* _PROVIDED INFORMATION_:
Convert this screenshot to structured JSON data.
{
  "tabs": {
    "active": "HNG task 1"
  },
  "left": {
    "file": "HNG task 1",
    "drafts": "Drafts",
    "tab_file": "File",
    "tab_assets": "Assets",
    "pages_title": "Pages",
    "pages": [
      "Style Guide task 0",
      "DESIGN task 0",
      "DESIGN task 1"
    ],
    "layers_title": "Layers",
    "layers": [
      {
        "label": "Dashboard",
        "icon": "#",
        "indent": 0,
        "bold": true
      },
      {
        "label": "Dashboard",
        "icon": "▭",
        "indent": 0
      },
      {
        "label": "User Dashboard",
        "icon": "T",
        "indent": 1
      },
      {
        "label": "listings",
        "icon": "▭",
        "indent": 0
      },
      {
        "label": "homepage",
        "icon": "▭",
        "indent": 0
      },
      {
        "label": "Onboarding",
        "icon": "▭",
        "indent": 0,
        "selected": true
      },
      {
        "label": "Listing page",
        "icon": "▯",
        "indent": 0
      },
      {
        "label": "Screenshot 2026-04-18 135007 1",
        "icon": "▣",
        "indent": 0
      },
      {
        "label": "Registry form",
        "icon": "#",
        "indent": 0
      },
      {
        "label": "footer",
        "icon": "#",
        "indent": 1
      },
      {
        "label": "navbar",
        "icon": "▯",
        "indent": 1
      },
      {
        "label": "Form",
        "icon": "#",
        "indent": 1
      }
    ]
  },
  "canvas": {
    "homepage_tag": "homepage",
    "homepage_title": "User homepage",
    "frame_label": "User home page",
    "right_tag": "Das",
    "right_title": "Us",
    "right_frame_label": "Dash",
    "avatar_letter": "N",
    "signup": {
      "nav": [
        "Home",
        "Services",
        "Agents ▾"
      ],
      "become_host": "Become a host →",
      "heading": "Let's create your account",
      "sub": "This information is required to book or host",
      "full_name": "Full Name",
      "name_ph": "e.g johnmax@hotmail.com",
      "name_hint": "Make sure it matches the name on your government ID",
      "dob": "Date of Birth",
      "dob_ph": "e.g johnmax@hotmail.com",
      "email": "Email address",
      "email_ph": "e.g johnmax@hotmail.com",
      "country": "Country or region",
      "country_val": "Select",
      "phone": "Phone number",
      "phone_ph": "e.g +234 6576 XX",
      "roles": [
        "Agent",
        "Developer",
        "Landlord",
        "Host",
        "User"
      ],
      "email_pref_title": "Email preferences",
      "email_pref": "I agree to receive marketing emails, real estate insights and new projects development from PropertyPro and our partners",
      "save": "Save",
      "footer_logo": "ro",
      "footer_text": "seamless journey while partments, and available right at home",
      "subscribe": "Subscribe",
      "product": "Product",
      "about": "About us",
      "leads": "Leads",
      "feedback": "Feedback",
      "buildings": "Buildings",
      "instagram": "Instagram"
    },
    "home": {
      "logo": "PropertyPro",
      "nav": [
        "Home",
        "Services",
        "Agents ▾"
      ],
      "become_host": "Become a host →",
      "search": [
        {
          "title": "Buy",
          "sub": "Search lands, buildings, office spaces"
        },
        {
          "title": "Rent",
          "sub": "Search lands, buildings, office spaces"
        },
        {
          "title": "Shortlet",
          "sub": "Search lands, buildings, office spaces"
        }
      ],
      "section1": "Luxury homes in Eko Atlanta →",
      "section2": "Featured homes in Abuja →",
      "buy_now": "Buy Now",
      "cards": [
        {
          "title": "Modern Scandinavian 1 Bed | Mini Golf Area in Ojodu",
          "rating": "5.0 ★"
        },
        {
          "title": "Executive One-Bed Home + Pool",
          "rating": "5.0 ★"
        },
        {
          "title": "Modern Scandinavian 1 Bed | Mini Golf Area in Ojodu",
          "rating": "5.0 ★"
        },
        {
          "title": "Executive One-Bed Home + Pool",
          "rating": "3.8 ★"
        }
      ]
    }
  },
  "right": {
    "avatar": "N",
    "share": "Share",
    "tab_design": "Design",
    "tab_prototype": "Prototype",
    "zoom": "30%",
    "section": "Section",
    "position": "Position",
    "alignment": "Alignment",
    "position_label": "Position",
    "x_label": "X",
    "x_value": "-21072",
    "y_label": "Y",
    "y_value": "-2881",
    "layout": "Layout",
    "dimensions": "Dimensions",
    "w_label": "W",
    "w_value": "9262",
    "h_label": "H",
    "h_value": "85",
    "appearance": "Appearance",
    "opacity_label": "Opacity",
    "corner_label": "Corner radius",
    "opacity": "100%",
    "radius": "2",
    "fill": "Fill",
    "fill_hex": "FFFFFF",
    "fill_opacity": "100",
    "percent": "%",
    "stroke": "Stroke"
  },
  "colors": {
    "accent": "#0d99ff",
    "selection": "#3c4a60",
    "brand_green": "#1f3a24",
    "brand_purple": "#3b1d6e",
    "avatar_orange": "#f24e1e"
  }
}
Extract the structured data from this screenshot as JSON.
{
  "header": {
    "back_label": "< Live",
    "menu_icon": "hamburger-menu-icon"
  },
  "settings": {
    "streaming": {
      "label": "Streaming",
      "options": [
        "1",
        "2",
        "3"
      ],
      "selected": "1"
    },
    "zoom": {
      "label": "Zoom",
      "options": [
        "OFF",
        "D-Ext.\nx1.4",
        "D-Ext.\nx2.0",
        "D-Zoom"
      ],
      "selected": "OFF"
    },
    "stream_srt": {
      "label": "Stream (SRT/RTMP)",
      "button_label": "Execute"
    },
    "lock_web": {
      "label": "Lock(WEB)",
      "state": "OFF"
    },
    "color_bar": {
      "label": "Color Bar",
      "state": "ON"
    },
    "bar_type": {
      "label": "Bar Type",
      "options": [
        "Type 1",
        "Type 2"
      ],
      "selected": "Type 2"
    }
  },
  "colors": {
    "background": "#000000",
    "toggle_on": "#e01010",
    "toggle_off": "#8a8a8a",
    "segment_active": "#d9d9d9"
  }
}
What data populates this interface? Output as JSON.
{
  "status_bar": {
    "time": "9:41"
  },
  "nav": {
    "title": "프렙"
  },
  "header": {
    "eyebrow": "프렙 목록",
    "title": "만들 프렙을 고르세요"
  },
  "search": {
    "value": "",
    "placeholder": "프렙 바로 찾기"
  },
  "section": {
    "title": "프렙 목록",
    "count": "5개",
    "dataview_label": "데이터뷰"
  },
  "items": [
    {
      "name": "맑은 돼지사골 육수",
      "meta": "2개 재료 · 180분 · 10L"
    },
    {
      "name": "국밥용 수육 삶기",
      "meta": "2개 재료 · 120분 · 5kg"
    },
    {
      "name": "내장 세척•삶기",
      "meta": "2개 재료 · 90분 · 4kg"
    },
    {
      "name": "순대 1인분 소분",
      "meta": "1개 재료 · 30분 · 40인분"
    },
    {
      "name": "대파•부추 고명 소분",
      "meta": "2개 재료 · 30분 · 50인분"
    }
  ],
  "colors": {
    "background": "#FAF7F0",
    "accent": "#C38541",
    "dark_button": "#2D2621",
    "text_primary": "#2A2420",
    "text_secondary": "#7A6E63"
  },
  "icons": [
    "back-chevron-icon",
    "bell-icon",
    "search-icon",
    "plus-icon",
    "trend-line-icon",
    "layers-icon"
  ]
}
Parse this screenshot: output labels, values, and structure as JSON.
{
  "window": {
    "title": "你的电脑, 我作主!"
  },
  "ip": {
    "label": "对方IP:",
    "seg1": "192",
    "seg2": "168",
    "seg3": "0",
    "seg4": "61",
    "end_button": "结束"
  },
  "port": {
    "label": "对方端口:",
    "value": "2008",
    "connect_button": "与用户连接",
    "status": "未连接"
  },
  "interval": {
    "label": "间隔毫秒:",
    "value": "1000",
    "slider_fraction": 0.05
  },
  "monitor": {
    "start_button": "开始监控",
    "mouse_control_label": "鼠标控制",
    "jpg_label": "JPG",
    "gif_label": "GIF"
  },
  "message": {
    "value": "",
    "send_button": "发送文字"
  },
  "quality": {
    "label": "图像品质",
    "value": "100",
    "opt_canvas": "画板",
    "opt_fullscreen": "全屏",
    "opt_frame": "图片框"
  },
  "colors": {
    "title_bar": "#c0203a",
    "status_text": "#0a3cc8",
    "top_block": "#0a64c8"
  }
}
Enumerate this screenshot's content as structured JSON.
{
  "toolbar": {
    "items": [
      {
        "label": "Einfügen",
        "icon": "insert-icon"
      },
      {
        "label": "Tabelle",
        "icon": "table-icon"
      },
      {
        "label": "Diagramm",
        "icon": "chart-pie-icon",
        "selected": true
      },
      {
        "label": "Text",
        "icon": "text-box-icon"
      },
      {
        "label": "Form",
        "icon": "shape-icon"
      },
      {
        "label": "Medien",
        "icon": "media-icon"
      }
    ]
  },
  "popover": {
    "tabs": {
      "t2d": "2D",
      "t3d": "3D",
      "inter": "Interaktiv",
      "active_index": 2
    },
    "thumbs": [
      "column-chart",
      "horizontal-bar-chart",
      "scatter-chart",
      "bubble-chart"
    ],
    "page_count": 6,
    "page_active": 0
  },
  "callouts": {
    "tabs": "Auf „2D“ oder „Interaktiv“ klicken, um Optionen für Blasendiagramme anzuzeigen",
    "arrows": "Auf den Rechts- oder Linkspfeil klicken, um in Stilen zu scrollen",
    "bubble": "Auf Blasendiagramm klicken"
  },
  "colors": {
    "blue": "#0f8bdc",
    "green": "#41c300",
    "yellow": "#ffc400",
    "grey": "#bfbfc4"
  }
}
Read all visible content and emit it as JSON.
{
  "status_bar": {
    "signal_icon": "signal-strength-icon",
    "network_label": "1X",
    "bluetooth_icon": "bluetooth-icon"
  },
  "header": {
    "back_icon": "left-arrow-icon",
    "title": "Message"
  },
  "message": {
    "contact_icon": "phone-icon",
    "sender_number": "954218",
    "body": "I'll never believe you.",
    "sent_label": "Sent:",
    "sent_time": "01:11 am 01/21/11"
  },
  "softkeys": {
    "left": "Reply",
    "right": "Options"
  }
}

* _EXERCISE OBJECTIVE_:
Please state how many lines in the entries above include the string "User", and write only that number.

* _WRITTEN RESPONSE_:
4